  • Published
  • By Maj. Joel Neeb
  • 12th OGV T-38C Branch Chief
I remember hearing this was the "Year of the Air Force Family" last summer, but it really didn't mean anything to me.

Privately, I even wondered if it was just lip service paid to whitewash the toll that increased deployments were having on servicemembers. I went on with my daily routine, and pretty much forgot about it. Then, in February, my life changed forever.

I was diagnosed with stage three appendix cancer, and I needed major surgery immediately, followed by six months of chemotherapy. One day I was fighting to become a Thunderbird pilot, and the next I was quite literally fighting for my life.

Unbelievably, at this same time, a dangerous quarter-sized lump was discovered in my three-year-old son's left lung, and we were both under the knife within weeks of each other. My worst nightmares were coming true, and I was terrified. My life was turning upside down, and I didn't know where to turn.

That's when the Air Force stepped in. When I woke up from surgery, I was surrounded by members of my squadron who came to be by my side. Within days of my diagnosis, wives of military members I had never even met before were beating down my door with meals for my family. My wing commander and operations group commander visited to find out what they could do to help. The co-workers in my office got together and split up my duties so I wouldn't be burdened with any unfinished work. My parents were flown out to be at my side. My medical travel, bills and future appointments were all taken care of by an Air Force medical liaison.

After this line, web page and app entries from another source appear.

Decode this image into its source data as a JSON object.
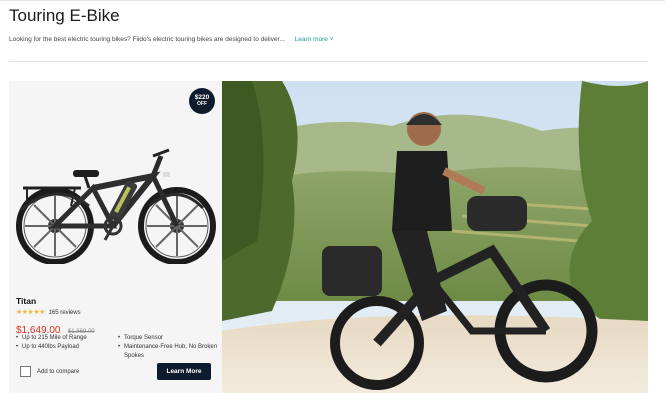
{
  "header": {
    "title": "Touring E-Bike",
    "description": "Looking for the best electric touring bikes? Fiido's electric touring bikes are designed to deliver...",
    "learn_more": "Learn more ˅"
  },
  "product": {
    "badge_amount": "$220",
    "badge_label": "OFF",
    "name": "Titan",
    "stars": "★★★★★",
    "rating": 4.5,
    "reviews": "165 reviews",
    "price": "$1,649.00",
    "old_price": "$1,869.00",
    "features_left": [
      "Up to 215 Mile of Range",
      "Up to 440lbs Payload"
    ],
    "features_right": [
      "Torque Sensor",
      "Maintenance-Free Hub, No Broken Spokes"
    ],
    "compare_label": "Add to compare",
    "cta": "Learn More"
  },
  "colors": {
    "accent": "#1a9e8f",
    "price": "#e0331e",
    "navy": "#0e1b2c",
    "star": "#f4b73b"
  }
}
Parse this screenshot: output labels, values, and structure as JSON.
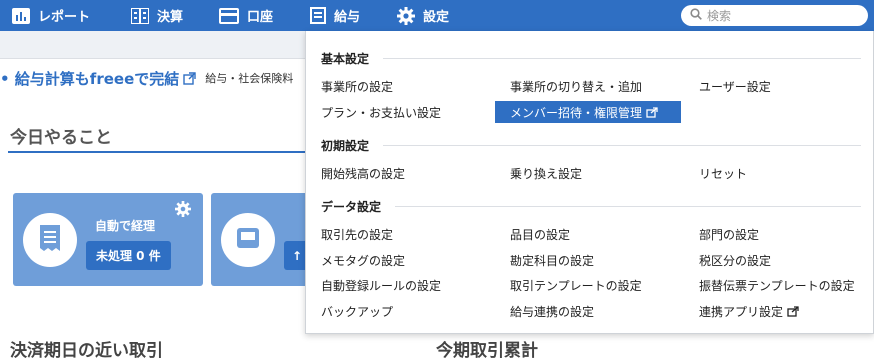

I was truly humbled by how quickly and passionately my brothers in arms moved to help out my family. But, when I thought about it, I realized that this was no different than how I've seen them respond to others during stressful times in the past. I've witnessed countless meals made for parents of newborn children, help and support for families of deployed members, and squadrons band together to care for the grieving family of a loved one lost. That's just what we do in the Air Force.

I don't know if we realize how special this is. I can think of no corporation in the civilian sector where the CEO would personally visit to find out how he could help during a tragedy, as my wing commander did for me. There's no other community in the world that takes care of each other like we do. We may have to deal with long periods away from home and the stress of combat, often for less money than our civilian counterparts, but we are all in this together.

The truth is, we are a family, and I couldn't have made it through the last six months without you. I hope you never have to go through what I did recently, but if you do, rest assured that your Air Force family will be there covering your "6" along the way, too.